Your latest post cheered me up, this post brought me down with a slam. There's an interesting article by sociologist Herbert Gans you may consider reading, pretty easy read, called 'Race as Class.' Gans argues that the reason why African Americans continue to be mainly poor is because the American apparatus is constructed to keep them down. And he brings in examples of how even when African Americans manage climb the social ladder they are never "blanched" in the same way that, say, Indians have. I hate the terms of "blanching" and such but those are his, not mine. He also compares African Americans to other minorities which have managed to be integrated and accepted as "honorary whites": i.e. Italians, Irish, and more recently, Japanese, Chinese. Part of his argument is based on the idea that since "race" as it used in American racist ideology does not exist biologically (e.g. there is only ONE human race, not many races, this is biologically unsound), it can be argued that there is a deliberate promotion of the concept of race as a category that is defined by physical features. So, since African Americans will always be distinguished by their skin color, nose, hair, etc. they will never be able to join the white majority, no matter what. That is, until miscegination reaches a point where features are so mixed that we will not tell Indians apart from Mexicans from African Americans in the same way as we do now. however, Gans is not optimistic and he says that if physical features ever change in this way, then, American society will find a way of stigmatizing African Americans through other physical features. Quite depressing as well. I don't agree with everything he says, but a lot of it makes sense. One of my students used this essay to write an essay about hip-hop. He brought in a number of great examples from different hip-hop songs where the singer points out precisely this: that no matter where he lives, in a fancy building and even if he has tons of money, the white neighbor will always wonder whose that black guy in the elevator? Cheers.

pumpkin said...

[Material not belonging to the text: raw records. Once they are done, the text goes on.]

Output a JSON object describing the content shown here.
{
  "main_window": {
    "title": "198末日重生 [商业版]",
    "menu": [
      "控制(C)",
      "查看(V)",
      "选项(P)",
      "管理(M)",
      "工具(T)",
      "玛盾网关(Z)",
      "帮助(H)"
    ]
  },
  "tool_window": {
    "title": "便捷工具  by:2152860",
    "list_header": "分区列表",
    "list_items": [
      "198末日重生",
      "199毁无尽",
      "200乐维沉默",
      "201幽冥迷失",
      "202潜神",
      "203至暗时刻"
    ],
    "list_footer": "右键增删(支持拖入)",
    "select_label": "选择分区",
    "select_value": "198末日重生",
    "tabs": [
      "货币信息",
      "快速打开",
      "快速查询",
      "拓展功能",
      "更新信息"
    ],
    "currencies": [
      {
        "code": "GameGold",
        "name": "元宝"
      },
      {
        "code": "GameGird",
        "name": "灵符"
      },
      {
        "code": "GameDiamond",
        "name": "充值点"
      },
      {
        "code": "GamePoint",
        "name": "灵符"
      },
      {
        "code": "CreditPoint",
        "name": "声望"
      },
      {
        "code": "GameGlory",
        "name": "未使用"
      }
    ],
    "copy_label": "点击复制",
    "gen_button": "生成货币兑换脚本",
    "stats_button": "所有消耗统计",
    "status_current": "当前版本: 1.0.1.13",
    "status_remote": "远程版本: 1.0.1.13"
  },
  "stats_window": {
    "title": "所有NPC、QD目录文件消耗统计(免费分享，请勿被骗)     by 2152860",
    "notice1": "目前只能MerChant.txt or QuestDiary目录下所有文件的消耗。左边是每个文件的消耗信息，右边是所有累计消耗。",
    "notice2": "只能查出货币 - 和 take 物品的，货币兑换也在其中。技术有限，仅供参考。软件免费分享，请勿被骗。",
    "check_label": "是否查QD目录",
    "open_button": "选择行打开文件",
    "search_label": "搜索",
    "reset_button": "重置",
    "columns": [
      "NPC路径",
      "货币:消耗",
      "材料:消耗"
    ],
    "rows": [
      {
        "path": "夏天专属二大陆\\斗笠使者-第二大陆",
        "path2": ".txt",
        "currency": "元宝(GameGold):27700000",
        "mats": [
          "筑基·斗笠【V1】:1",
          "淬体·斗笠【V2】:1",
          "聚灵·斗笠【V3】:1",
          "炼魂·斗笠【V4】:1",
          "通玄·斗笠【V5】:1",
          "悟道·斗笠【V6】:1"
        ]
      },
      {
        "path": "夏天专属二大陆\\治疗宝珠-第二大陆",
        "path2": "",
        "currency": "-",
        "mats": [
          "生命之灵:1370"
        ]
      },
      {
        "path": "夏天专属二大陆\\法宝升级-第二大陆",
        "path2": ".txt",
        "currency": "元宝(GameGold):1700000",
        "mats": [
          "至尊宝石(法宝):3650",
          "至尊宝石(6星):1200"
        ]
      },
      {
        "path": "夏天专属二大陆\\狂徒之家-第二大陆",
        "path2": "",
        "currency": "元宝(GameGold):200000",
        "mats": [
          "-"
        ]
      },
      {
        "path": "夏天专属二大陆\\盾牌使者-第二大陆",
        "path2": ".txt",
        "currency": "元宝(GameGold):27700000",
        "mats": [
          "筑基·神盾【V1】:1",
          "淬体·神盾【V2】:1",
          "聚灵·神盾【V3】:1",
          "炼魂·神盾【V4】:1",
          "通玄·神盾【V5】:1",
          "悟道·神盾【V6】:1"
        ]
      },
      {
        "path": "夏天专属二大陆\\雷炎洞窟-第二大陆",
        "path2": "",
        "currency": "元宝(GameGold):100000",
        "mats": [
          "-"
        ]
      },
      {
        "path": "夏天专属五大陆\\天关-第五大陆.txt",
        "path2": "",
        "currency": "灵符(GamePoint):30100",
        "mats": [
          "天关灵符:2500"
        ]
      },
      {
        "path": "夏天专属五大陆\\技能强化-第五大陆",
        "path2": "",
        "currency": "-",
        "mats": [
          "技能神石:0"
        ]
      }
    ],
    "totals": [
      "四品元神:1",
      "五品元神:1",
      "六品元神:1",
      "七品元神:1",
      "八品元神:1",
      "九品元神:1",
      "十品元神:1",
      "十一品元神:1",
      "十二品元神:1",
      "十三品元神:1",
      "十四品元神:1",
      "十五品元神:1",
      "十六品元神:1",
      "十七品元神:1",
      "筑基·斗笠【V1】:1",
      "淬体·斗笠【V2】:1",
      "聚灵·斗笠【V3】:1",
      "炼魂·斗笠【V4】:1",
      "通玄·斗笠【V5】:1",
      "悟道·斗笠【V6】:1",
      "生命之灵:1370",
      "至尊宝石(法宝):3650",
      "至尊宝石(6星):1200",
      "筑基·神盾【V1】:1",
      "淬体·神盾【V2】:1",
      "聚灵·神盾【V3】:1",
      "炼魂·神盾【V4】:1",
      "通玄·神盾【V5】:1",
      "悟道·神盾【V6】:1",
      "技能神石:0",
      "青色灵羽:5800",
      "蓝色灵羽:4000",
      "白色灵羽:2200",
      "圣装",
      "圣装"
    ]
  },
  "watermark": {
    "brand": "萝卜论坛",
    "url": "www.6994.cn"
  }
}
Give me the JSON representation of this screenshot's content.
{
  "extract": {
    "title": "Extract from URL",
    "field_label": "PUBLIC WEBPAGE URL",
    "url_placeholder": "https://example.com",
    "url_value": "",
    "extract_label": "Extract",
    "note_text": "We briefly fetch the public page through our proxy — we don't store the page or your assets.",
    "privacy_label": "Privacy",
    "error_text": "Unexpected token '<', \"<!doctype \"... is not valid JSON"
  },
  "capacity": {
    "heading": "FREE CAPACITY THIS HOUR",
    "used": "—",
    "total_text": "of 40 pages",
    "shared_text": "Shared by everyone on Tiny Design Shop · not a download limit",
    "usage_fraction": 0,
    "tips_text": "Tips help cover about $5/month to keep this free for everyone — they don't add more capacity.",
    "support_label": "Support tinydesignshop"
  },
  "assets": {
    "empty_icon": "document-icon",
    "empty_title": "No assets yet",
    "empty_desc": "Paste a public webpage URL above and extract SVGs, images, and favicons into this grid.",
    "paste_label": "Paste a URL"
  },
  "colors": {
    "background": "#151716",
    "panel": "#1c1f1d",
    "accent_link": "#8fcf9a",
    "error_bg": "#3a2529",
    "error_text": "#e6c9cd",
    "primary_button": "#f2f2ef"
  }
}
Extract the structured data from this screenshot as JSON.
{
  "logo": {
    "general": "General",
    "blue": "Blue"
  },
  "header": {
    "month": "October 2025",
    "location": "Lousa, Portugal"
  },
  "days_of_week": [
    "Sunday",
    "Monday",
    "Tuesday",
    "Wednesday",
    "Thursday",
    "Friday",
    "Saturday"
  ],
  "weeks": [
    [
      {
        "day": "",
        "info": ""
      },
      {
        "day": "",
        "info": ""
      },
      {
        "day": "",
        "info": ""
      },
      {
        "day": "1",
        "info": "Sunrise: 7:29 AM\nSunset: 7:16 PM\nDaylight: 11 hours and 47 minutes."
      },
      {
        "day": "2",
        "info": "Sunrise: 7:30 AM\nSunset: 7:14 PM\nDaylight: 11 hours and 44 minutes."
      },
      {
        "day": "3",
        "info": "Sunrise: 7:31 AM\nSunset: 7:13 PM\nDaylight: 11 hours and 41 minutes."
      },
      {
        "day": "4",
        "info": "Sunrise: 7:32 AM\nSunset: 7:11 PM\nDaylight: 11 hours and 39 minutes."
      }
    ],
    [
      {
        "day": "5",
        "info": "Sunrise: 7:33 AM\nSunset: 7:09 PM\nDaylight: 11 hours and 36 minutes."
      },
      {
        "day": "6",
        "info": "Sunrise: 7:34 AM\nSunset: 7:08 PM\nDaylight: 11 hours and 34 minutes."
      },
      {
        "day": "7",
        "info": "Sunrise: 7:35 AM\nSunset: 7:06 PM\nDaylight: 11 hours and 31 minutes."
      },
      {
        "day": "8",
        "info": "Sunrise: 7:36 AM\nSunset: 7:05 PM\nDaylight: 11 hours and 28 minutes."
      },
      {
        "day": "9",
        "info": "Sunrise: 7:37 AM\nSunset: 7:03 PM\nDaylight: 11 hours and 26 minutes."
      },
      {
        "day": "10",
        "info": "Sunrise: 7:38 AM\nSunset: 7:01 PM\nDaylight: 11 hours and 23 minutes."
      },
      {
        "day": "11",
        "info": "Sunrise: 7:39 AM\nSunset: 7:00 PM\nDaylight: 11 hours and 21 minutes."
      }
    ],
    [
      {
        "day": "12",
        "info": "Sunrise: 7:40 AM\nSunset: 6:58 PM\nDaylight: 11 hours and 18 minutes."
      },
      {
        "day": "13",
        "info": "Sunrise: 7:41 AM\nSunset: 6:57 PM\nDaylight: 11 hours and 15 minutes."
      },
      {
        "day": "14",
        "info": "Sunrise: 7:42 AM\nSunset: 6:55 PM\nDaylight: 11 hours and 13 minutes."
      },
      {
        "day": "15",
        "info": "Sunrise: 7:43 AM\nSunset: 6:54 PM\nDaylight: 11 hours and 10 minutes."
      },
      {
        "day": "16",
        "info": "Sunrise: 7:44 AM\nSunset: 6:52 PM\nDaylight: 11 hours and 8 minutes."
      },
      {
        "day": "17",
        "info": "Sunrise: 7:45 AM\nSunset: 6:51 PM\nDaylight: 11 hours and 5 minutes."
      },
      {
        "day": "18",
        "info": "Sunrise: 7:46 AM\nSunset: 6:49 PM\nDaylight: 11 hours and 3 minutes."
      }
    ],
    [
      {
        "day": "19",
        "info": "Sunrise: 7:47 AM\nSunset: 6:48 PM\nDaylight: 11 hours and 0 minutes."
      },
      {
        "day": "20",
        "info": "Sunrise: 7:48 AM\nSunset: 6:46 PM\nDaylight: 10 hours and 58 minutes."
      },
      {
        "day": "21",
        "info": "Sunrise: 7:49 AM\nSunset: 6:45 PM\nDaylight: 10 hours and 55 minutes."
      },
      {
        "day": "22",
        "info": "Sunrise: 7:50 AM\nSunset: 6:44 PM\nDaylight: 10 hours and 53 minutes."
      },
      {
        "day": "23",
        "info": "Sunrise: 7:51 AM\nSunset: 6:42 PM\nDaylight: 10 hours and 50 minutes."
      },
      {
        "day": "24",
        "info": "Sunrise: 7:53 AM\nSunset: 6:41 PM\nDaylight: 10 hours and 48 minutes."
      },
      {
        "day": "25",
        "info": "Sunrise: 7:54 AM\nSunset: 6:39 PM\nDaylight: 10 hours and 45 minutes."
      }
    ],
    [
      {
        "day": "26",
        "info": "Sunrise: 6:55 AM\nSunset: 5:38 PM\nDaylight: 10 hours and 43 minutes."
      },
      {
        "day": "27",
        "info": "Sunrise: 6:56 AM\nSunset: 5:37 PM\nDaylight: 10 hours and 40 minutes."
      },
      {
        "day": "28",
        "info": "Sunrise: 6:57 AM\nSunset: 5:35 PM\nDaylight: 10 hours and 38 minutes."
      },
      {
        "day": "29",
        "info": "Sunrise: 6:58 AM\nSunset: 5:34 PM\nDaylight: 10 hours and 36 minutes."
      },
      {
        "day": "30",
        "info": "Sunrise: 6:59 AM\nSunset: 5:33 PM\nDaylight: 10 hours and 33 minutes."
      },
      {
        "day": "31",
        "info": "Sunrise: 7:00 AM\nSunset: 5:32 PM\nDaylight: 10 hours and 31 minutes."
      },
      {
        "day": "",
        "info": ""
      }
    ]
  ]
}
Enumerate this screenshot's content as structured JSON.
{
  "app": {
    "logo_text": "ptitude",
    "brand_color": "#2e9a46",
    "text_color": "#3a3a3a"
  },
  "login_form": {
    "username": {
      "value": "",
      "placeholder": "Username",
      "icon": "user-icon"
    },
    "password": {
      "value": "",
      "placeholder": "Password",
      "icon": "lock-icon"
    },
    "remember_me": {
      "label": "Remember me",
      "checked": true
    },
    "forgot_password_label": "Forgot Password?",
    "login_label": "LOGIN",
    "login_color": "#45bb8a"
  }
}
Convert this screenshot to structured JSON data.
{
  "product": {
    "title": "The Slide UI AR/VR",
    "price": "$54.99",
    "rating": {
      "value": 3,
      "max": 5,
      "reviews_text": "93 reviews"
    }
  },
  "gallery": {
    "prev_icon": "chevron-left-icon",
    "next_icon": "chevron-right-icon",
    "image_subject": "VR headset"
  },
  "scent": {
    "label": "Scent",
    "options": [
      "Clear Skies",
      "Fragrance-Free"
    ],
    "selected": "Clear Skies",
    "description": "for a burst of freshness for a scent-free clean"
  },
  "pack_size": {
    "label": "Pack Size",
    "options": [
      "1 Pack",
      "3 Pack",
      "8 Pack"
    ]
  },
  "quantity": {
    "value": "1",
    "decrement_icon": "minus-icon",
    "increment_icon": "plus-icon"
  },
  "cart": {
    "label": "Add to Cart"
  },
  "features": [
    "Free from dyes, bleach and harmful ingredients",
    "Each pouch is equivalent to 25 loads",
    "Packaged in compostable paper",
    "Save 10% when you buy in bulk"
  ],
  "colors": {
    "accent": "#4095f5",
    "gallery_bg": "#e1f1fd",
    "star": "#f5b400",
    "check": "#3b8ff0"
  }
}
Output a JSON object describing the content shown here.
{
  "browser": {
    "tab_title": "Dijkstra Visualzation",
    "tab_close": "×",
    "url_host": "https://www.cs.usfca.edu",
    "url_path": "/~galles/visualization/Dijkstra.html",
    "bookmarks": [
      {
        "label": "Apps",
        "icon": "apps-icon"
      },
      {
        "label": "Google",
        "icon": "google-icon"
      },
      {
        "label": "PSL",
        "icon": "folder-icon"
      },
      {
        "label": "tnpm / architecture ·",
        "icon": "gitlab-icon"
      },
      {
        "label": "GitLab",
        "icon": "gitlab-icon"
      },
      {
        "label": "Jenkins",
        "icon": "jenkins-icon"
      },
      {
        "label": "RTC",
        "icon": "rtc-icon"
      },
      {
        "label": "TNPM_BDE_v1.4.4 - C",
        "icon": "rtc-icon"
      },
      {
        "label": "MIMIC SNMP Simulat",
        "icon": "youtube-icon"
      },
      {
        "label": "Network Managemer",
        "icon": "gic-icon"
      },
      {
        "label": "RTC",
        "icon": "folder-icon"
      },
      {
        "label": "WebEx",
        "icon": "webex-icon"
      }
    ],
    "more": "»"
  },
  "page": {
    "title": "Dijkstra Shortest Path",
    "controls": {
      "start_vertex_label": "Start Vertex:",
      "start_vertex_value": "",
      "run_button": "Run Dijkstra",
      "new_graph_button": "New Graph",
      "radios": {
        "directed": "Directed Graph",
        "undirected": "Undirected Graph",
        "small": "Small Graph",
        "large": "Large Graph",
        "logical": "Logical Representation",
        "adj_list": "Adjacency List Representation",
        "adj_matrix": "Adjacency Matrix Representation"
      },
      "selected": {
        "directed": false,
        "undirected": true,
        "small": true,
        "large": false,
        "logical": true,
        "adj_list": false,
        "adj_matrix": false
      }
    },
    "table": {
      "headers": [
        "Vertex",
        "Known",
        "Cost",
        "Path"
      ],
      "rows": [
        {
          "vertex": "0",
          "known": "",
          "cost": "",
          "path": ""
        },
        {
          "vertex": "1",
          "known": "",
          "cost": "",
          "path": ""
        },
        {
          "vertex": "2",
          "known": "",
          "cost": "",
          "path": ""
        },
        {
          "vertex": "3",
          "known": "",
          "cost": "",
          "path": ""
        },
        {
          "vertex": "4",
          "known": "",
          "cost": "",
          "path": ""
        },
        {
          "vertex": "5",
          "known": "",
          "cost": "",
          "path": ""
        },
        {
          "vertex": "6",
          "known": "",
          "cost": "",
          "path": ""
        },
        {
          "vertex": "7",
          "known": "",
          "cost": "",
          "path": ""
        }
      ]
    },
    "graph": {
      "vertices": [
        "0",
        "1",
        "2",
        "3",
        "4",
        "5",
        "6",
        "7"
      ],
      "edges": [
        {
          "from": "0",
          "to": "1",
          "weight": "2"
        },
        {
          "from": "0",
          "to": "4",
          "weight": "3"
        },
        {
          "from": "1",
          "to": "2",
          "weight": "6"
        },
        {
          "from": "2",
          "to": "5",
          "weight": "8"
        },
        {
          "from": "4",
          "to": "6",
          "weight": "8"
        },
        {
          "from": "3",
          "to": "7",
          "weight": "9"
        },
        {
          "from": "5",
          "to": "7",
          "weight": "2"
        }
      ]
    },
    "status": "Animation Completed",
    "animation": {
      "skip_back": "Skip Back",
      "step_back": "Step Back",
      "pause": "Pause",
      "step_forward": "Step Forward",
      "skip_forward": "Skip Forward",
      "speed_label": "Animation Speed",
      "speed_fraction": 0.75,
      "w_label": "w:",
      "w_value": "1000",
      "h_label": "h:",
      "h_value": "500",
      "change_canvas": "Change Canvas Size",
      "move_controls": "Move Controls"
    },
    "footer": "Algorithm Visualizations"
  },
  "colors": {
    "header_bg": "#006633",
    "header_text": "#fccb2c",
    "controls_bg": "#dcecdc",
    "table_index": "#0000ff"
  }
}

It is depressing. The "tainting" that comes from mixing blood is clear in the old miscegenation statutes, which held that anyone was "colored" regardless of being, for example, a person with 7 white great-grandparents and 1 black great-grandparent. I fear that some whites will hold on even more dearly to their "purity" as we become more mixed, that it somehow becomes an even greater prize.

The particularly interesting thing about other migrants, I think, is that the waves of white immigrants from Europe - who would otherwise be the lowest of the low - came so soon after Reconstruction. Black Americans finally thought they'd get some parity, and then this other wave of whites came to displace them from second to third tier people. And the Asian immigrants at the time were the ones who got excluded - seriously, there's a Supreme Court case from 1893 called The Chinese Exclusion Cases, and there were tons of disgraceful legislation to exclude Asians from citizenship, presence in the country, business-owning and so forth.

I shall definitely read that article. I also plan to read an article I found about the socioeconomic effects of having a "black" name, which looks amazing.